Still, I stubbornly clung on to the hope that Aunty Catherine would be able to pull through and defeat this horrid cancer, as she had previously done so once in 1989, and a second time in 2009.
It’s hard to be far away and not be able to be near your loved ones in moments like these.
When Aunty Catherine’s condition further deteoriated last last weekend – my cousin Shawn called me on FaceTime to let me speak to Aunty Catherine.
Seeing her through the video call was heartbreaking – she was hooked up to tubes, her eyes were closed because she was simply too tired, and her cheeks were sunken – the woman I saw on the video was merely a fraction of the lively, energetic Aunty Catherine I’d known my whole life. I could barely hold back my tears, and the only thing I could choke out was this – “I love you Aunty Catherine. You’re the strongest person I’ve ever known.” Even in her exhausted state, she managed to force out the words “I love you too.”

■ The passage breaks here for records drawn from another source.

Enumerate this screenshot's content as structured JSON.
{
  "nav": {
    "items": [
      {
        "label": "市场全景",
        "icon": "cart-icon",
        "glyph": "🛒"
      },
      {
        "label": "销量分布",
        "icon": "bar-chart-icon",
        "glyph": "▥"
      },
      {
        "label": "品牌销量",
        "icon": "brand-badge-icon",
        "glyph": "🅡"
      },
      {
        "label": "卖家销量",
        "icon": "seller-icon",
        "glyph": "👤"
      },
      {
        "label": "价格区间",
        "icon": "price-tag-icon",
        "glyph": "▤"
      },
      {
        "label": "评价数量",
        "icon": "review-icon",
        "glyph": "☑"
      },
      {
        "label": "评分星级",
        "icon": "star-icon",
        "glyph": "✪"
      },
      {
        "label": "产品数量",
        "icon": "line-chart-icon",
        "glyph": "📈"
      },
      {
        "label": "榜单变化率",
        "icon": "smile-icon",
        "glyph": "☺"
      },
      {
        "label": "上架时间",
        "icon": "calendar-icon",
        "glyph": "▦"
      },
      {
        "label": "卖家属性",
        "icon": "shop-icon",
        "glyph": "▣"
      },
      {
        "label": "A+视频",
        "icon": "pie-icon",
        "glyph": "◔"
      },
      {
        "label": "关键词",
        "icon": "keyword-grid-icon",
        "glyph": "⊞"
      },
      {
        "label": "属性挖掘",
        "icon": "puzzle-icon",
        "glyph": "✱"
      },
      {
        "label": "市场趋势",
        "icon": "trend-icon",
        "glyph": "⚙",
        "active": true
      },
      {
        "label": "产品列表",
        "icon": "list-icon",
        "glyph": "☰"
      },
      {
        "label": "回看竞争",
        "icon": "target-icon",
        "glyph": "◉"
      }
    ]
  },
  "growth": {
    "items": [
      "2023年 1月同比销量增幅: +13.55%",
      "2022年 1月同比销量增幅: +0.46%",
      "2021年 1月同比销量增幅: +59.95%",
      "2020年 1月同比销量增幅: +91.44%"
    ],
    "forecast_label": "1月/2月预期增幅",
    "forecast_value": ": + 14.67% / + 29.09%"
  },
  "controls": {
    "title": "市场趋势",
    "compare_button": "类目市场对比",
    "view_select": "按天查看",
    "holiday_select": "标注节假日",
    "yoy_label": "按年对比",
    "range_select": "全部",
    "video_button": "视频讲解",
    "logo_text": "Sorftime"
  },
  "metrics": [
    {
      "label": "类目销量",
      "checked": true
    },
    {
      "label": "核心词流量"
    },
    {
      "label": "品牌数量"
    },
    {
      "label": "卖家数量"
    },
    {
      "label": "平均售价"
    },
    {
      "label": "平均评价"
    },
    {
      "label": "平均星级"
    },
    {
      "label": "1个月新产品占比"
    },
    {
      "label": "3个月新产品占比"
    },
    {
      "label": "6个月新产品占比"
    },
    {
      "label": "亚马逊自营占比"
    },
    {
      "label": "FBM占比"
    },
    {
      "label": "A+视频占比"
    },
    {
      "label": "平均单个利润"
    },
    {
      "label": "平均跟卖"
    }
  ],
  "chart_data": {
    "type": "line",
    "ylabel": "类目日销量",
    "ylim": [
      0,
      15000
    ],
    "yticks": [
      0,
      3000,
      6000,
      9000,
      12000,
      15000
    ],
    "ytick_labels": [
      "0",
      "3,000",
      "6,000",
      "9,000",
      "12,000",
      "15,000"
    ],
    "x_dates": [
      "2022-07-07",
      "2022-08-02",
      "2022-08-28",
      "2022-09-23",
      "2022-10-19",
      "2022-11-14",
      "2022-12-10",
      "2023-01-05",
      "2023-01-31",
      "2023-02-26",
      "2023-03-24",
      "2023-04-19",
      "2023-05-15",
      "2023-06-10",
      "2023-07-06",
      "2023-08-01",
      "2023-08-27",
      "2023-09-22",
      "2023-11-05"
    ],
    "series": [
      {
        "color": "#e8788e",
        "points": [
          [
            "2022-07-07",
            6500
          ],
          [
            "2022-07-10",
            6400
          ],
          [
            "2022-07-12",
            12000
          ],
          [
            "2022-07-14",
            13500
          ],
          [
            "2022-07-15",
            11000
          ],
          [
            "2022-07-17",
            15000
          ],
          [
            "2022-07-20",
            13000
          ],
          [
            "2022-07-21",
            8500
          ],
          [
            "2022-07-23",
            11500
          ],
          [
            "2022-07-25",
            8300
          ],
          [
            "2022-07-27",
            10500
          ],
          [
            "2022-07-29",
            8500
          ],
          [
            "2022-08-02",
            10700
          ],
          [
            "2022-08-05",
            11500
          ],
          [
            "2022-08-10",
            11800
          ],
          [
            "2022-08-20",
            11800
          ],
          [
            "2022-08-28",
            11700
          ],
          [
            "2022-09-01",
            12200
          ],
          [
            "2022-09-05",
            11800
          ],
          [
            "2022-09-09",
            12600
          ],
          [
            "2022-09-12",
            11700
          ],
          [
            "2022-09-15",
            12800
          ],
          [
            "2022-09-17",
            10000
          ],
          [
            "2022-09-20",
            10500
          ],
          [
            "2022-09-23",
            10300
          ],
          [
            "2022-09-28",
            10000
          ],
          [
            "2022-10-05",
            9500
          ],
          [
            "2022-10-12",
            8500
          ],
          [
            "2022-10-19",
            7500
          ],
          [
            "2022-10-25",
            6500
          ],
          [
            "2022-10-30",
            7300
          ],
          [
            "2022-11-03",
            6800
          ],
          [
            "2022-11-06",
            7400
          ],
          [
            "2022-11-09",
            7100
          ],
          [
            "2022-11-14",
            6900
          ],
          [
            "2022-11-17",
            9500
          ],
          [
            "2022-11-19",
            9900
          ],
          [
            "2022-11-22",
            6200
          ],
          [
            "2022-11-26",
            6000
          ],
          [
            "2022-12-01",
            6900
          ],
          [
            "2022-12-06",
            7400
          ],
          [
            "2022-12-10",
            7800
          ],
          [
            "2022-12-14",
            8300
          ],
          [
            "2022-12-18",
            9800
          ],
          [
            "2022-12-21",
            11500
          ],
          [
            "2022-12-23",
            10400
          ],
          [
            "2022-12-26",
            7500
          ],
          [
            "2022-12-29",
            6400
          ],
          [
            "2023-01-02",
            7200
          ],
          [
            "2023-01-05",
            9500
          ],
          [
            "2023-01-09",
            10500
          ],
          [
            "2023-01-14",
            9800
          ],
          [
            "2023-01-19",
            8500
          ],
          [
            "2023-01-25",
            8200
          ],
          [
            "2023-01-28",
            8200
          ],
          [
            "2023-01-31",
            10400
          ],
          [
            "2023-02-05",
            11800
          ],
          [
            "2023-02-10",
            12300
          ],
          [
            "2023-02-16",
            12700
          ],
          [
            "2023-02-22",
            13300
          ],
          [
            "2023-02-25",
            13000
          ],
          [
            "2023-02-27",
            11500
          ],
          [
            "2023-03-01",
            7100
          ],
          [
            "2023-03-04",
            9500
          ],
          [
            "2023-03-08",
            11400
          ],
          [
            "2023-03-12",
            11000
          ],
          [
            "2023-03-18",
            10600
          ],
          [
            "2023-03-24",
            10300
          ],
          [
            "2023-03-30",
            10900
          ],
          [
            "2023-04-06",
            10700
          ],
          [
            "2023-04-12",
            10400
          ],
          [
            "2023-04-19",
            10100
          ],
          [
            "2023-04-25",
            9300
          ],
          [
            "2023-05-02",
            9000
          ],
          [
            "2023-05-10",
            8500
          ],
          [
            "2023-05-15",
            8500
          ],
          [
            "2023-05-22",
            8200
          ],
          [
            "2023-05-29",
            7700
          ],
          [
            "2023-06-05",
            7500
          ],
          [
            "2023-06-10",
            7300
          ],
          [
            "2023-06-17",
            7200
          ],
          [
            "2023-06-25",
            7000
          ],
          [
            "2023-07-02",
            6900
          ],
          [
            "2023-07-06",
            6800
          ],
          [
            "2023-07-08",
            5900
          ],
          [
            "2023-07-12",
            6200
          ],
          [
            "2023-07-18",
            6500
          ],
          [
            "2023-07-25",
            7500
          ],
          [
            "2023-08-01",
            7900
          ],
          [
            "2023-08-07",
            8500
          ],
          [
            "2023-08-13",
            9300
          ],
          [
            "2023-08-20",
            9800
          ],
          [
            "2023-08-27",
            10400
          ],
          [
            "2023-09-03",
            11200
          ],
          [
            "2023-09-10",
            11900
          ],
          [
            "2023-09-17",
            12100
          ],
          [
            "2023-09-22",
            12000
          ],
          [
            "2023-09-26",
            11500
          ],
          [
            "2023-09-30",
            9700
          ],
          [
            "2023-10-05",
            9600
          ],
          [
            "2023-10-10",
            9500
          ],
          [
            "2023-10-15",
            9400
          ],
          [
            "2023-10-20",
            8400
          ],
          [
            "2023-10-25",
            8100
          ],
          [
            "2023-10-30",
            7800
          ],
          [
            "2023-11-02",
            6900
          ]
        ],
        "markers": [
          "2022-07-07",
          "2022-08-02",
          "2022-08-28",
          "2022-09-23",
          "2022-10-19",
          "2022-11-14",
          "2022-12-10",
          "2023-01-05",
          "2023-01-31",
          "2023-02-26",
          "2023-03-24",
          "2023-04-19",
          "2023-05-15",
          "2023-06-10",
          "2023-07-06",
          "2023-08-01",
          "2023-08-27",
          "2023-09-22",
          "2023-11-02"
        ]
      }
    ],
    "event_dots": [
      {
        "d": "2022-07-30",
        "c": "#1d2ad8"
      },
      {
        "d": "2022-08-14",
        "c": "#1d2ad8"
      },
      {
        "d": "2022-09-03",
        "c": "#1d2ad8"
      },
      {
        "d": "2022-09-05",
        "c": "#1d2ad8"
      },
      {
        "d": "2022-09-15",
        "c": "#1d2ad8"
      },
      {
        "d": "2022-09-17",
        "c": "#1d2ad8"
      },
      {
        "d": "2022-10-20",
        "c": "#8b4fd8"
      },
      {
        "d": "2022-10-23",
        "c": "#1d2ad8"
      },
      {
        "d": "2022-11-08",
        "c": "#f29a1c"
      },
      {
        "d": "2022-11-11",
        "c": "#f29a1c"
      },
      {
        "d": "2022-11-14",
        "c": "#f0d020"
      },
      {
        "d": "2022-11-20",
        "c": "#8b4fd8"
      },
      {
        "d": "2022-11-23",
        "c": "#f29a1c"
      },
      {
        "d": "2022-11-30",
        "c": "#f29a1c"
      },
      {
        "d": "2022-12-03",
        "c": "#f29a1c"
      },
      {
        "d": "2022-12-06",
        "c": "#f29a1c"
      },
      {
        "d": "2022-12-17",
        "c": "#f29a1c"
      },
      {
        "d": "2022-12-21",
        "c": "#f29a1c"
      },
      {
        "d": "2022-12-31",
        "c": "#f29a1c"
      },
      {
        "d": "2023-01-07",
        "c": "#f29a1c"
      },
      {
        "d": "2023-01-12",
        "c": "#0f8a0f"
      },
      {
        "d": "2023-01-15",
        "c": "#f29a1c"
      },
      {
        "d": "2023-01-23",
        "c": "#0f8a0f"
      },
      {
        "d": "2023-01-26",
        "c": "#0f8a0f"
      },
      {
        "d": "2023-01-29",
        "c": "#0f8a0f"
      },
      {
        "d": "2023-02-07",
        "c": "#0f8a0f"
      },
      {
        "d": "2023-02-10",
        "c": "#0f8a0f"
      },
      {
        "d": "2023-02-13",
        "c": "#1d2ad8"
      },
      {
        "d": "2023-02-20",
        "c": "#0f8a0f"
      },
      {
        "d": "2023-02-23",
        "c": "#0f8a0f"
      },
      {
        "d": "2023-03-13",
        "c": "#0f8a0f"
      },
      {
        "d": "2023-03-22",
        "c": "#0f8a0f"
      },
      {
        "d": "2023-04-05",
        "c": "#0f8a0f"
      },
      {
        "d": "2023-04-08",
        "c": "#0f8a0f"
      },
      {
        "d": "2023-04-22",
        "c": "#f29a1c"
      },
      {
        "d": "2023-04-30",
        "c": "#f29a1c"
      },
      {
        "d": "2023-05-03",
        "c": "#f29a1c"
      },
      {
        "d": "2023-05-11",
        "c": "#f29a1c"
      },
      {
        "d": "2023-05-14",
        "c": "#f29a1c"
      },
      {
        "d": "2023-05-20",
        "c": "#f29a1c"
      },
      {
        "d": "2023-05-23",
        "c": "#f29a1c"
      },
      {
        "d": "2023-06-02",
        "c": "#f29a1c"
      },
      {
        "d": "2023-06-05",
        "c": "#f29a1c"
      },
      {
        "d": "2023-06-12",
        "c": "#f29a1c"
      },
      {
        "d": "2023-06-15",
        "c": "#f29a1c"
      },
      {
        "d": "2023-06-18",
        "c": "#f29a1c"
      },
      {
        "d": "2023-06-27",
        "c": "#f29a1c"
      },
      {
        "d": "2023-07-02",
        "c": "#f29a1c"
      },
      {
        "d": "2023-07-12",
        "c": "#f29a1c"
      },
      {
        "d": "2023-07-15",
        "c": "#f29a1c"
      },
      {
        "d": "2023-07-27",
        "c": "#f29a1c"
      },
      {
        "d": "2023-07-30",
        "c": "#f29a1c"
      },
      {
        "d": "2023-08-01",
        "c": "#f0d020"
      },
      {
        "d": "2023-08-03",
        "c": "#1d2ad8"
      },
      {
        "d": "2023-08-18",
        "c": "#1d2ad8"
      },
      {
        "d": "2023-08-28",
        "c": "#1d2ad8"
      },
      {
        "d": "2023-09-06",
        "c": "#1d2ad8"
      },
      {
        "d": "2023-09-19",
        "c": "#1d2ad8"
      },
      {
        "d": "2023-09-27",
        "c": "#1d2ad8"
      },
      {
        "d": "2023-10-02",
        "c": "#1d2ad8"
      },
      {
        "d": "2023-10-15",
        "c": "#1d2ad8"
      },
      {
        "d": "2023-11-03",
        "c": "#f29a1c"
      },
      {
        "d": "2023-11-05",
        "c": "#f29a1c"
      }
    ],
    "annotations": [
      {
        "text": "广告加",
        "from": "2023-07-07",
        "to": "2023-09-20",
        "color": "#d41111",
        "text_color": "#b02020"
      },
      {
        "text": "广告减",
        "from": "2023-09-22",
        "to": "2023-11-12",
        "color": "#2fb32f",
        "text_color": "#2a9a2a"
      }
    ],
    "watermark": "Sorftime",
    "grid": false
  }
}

Aunty Catherine passed away a few days later, to be reunited with God in Heaven. I remember breaking down, my body shaking uncontrollably with sadness and the unbelief that I wouldn’t be able to see her or speak to her anymore. I remember calling my parents in Singapore, texting my cousins and other family members, desperately trying to reconcile the fact that she was no longer suffering with the fact that I’d never be able to hug her again or hear her laughter ringing through my house in Singapore.

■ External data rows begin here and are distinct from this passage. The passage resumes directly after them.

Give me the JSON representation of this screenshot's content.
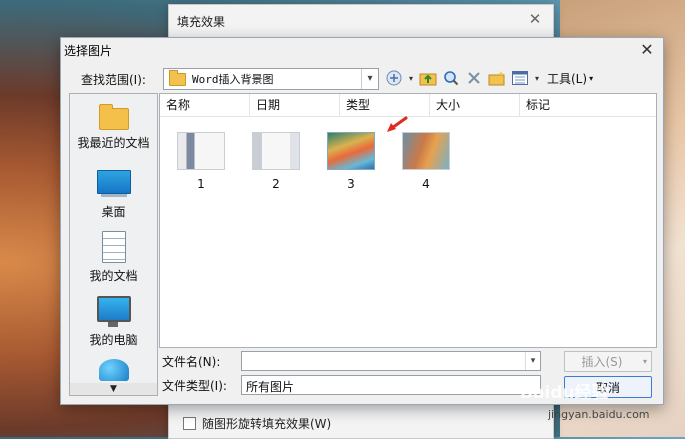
{
  "background_dialog": {
    "title": "填充效果",
    "close_glyph": "✕",
    "checkbox_label": "随图形旋转填充效果(W)"
  },
  "dialog": {
    "title": "选择图片",
    "close_glyph": "✕",
    "lookin_label": "查找范围(I):",
    "lookin_value": "Word插入背景图",
    "tools_label": "工具(L)",
    "sidebar": [
      {
        "label": "我最近的文档",
        "icon": "recent-folder-icon"
      },
      {
        "label": "桌面",
        "icon": "desktop-icon"
      },
      {
        "label": "我的文档",
        "icon": "documents-icon"
      },
      {
        "label": "我的电脑",
        "icon": "computer-icon"
      },
      {
        "label": "",
        "icon": "network-icon"
      }
    ],
    "columns": [
      "名称",
      "日期",
      "类型",
      "大小",
      "标记"
    ],
    "files": [
      {
        "name": "1"
      },
      {
        "name": "2"
      },
      {
        "name": "3"
      },
      {
        "name": "4"
      }
    ],
    "filename_label": "文件名(N):",
    "filename_value": "",
    "filetype_label": "文件类型(I):",
    "filetype_value": "所有图片",
    "insert_button": "插入(S)",
    "cancel_button": "取消"
  },
  "watermark": "Baidu经验",
  "watermark_url": "jingyan.baidu.com",
  "colors": {
    "accent_arrow": "#e02a20",
    "focus_border": "#3b7bd6"
  }
}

I still can’t believe it. I still find it hard to accept. And I’m still heartbroken.
I can’t stop the tears from flowing – some times it hits me harder than usual. There are moments in which I’m better, and other moments in which I can’t fathom the reality of her passing.

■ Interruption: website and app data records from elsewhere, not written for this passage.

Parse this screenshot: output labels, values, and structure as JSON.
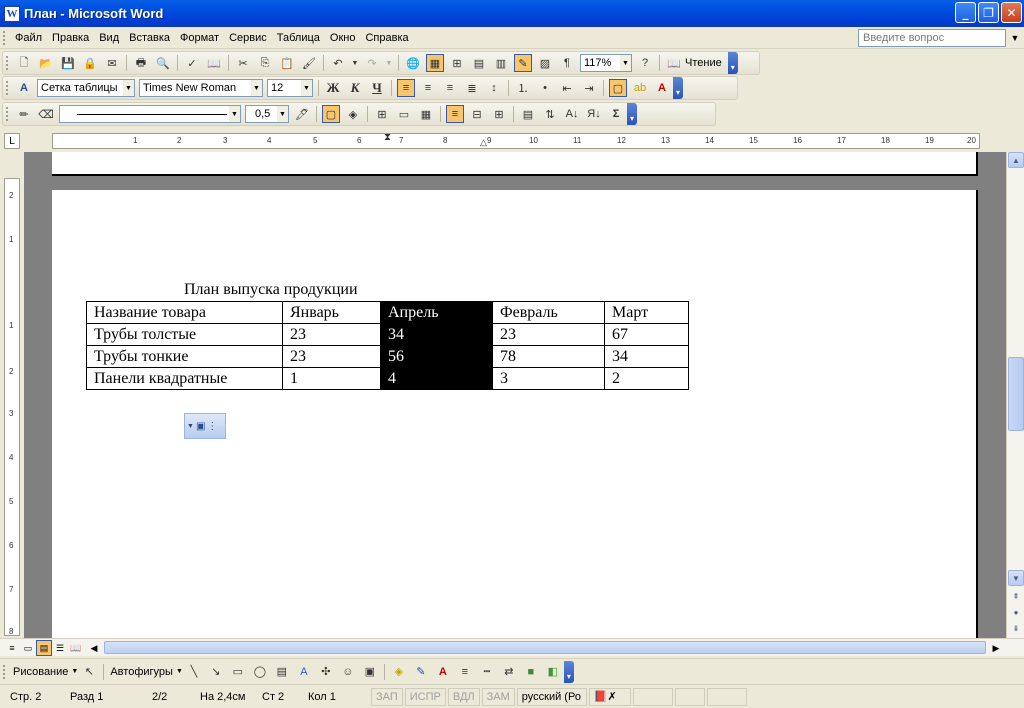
{
  "window": {
    "title": "План - Microsoft Word",
    "app_icon": "W"
  },
  "menu": [
    "Файл",
    "Правка",
    "Вид",
    "Вставка",
    "Формат",
    "Сервис",
    "Таблица",
    "Окно",
    "Справка"
  ],
  "ask": {
    "placeholder": "Введите вопрос"
  },
  "standard": {
    "zoom": "117%",
    "read_label": "Чтение"
  },
  "formatting": {
    "style": "Сетка таблицы",
    "font": "Times New Roman",
    "size": "12",
    "bold": "Ж",
    "italic": "К",
    "underline": "Ч"
  },
  "tables_tb": {
    "line_weight": "0,5"
  },
  "ruler": {
    "h_numbers": [
      "1",
      "2",
      "3",
      "4",
      "5",
      "6",
      "7",
      "8",
      "9",
      "10",
      "11",
      "12",
      "13",
      "14",
      "15",
      "16",
      "17",
      "18",
      "19",
      "20"
    ],
    "v_numbers": [
      "2",
      "1",
      "1",
      "2",
      "3",
      "4",
      "5",
      "6",
      "7",
      "8"
    ]
  },
  "document": {
    "title": "План выпуска продукции",
    "table": {
      "headers": [
        "Название товара",
        "Январь",
        "Апрель",
        "Февраль",
        "Март"
      ],
      "rows": [
        [
          "Трубы толстые",
          "23",
          "34",
          "23",
          "67"
        ],
        [
          "Трубы тонкие",
          "23",
          "56",
          "78",
          "34"
        ],
        [
          "Панели квадратные",
          "1",
          "4",
          "3",
          "2"
        ]
      ]
    }
  },
  "drawing": {
    "draw_label": "Рисование",
    "autoshapes_label": "Автофигуры"
  },
  "status": {
    "page": "Стр. 2",
    "section": "Разд 1",
    "pages": "2/2",
    "at": "На 2,4см",
    "line": "Ст 2",
    "col": "Кол 1",
    "rec": "ЗАП",
    "trk": "ИСПР",
    "ext": "ВДЛ",
    "ovr": "ЗАМ",
    "lang": "русский (Ро"
  },
  "colors": {
    "title_bar": "#0054e3",
    "highlight": "#f6c56e",
    "selected_column": "#000000"
  }
}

Speaking with my friend Jane this week, we came to the conclusion that when such things happen, we are forced to realize that life is really very short, and we have to make the most of every single moment.
Aunty Catherine lived her 64 years on earth with a fervor and strength and an unshakable faith that few people have. Every day of her life was spent making a difference in the lives of those around. She was an inspiration to so many people, not just my family, and I am so incredibly proud of her.
I love you Aunty Catherine. Thank you for every single thing you’ve done for me. Thank you for living your life like a warrior in battle, for showing us strength and love and what it means to have an unwavering faith in God. I love you, so much more than words can say.
And friends, I hope that like Aunty Catherine, we will all live our lives to the fullest we possibly can. I’m going to try to do that, because I owe it to Aunty Catherine to do so.
Today, I’m sharing a simple dish, one that doesn’t require much work at all, and is great for moments like these, when your heart is down and you need something easy but filling and heartwarming.
Fluffy cauliflower couscous that is seasoned with dried garlic, parsley and a pinch of salt.
I hope you’ll enjoy it, and thanks so much for reading.
- 1 large head of cauliflower, florets only
- 2 teaspoons of dried garlic
- 2 teaspoons of dried parsley
- Salt to taste
- Place the washed cauliflower florets in the bowl of a food processor or blender and pulse until you get the texture of couscous (do not place too many florets at once. Do it in batches depending on the size of your food processor. I had to pulse the florets in 4 different batches)
- In a large wide pan on low heat, place the cauliflower couscous and sprinkle on the dried garlic and dried parsley
- Stir well with a wooden spoon, and cook until ingredients are well combined and cauliflower is soft and cooked
- Season with salt to taste